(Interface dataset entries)
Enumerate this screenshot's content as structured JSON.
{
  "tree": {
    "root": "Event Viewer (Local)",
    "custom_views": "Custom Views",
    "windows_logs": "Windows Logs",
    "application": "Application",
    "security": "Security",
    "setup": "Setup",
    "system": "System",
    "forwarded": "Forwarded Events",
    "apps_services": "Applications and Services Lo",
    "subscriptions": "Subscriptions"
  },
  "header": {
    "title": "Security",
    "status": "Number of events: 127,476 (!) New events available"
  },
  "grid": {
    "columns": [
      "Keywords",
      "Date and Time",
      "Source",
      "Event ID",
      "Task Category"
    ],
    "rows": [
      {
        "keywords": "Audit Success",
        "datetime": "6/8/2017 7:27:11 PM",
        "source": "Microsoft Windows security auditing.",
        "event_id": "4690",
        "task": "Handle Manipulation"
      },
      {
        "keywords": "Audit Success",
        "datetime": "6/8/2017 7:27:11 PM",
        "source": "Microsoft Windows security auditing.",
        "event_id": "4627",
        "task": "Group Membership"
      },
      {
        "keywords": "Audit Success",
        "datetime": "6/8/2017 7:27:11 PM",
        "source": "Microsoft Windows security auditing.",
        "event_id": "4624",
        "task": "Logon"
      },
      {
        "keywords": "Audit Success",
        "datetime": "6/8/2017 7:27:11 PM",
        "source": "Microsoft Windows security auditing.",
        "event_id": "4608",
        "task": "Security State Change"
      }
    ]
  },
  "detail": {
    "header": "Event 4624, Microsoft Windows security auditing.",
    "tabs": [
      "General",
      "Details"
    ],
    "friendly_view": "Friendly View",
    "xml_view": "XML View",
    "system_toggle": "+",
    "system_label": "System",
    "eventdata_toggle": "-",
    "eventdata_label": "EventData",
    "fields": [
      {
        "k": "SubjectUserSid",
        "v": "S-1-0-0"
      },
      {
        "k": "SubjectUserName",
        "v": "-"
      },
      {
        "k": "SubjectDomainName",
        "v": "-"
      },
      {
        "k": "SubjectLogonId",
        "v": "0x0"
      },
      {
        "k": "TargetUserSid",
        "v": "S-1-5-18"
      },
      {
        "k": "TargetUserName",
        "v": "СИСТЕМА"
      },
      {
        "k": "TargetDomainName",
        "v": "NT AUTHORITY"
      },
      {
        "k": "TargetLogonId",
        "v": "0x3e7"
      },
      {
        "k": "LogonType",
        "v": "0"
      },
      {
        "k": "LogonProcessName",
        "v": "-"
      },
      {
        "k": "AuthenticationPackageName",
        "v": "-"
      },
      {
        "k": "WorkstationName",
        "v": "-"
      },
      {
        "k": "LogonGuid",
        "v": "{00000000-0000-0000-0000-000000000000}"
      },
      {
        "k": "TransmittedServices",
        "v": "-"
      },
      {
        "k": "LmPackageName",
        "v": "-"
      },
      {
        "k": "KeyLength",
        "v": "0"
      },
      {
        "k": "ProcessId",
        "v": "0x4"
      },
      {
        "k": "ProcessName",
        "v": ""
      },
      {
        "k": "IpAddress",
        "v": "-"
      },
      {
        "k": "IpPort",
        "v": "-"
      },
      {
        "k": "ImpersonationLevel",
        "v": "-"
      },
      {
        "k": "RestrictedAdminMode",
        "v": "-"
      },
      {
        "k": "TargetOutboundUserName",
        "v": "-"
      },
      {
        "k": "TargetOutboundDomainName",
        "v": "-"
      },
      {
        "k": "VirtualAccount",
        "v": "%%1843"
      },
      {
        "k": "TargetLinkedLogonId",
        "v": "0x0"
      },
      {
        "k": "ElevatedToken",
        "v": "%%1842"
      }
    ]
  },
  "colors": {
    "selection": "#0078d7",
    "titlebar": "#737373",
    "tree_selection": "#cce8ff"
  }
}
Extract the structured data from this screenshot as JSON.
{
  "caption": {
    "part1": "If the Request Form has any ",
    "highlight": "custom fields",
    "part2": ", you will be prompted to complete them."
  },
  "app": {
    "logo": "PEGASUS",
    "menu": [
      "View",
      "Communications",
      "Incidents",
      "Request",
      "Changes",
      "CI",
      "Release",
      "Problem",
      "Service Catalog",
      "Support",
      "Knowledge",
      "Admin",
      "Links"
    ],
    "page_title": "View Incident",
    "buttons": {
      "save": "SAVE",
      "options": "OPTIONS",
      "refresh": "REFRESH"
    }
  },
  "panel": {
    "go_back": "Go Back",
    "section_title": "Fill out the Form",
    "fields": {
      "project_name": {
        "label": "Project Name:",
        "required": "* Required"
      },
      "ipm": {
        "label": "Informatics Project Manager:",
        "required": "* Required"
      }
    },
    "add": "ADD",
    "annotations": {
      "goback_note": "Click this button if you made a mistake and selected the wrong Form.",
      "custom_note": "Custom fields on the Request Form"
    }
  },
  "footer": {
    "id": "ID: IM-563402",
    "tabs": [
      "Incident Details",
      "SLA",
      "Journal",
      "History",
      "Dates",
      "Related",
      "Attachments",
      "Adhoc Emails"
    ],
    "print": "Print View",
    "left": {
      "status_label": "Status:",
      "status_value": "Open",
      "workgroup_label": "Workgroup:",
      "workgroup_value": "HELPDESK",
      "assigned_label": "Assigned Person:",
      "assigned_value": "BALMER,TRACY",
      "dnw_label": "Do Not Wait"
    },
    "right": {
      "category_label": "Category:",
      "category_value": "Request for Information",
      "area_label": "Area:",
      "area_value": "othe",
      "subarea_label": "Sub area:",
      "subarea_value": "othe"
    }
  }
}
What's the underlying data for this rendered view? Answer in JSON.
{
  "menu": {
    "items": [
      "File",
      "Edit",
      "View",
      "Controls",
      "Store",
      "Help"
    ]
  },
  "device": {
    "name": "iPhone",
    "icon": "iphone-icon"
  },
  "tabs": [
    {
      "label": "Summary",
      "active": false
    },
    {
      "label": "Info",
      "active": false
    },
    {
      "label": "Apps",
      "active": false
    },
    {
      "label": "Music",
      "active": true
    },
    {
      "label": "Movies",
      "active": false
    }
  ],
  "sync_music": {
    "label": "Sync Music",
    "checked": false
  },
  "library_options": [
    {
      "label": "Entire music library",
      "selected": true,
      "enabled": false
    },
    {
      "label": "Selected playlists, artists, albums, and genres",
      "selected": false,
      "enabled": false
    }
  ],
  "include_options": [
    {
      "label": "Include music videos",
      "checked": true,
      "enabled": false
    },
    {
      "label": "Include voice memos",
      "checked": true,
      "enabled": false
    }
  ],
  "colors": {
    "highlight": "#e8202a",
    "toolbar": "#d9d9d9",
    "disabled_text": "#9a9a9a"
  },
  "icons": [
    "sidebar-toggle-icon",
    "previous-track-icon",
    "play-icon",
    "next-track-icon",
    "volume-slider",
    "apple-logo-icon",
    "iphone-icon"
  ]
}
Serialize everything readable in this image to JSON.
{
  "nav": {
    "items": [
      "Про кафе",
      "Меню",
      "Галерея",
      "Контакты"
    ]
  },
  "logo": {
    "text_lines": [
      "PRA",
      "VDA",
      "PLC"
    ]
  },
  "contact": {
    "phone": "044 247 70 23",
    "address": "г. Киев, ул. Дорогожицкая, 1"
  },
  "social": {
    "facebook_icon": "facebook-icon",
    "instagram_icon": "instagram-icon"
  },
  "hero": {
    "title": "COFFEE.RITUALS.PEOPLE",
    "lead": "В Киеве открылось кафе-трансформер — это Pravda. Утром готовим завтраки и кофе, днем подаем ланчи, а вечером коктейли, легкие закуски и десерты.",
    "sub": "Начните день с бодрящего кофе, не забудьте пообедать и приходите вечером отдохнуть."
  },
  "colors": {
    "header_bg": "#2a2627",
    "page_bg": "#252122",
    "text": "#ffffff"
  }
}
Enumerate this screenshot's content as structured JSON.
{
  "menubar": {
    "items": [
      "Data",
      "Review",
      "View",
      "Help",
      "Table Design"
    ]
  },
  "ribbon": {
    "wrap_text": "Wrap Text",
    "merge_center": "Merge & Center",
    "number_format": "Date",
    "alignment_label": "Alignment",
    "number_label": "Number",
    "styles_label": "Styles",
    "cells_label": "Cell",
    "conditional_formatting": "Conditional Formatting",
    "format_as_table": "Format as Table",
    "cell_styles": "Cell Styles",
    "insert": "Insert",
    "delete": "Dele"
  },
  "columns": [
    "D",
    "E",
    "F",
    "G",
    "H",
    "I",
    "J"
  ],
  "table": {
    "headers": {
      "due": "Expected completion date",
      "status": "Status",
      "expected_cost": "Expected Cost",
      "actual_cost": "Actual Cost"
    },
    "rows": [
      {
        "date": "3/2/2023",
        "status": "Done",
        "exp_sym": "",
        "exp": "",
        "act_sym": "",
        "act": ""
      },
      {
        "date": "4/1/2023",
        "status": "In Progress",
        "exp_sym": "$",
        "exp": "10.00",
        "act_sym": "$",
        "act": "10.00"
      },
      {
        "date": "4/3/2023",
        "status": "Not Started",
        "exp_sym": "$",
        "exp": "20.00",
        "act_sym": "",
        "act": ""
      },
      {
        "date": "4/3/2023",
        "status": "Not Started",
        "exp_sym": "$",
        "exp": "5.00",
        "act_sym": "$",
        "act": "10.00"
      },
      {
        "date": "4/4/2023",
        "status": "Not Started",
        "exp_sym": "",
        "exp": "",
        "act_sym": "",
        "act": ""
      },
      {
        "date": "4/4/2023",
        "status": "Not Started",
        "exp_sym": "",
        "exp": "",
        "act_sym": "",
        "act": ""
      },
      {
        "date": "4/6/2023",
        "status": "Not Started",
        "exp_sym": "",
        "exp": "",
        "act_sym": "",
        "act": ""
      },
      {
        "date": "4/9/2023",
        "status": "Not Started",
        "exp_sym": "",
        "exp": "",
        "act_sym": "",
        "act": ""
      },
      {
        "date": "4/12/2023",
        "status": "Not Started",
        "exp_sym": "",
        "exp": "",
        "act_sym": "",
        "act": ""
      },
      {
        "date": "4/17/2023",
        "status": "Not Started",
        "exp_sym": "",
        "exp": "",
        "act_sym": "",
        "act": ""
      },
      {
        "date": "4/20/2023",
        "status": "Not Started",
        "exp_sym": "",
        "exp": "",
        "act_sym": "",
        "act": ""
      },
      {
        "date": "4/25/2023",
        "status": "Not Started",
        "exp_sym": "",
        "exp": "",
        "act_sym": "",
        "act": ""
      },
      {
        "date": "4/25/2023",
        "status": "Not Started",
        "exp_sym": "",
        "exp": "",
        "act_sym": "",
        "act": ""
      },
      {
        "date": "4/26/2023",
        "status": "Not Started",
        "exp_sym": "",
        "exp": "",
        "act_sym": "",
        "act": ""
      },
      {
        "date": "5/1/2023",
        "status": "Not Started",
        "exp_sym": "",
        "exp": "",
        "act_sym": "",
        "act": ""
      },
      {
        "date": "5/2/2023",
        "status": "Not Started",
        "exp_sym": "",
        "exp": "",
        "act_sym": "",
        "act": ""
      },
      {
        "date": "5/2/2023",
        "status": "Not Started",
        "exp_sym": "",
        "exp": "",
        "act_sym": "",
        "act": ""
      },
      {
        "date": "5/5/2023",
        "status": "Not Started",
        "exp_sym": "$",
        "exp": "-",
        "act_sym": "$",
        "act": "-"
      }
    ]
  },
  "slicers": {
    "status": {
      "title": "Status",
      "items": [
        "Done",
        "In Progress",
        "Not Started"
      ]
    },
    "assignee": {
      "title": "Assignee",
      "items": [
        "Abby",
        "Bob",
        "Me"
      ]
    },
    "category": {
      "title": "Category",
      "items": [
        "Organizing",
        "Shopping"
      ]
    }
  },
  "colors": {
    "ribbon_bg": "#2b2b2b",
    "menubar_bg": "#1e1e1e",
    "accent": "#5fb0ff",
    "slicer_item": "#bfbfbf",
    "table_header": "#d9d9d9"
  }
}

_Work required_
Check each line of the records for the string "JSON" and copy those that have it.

_Answer to this exercise_
Enumerate this screenshot's content as structured JSON.
Extract the structured data from this screenshot as JSON.
What's the underlying data for this rendered view? Answer in JSON.
Serialize everything readable in this image to JSON.
Enumerate this screenshot's content as structured JSON.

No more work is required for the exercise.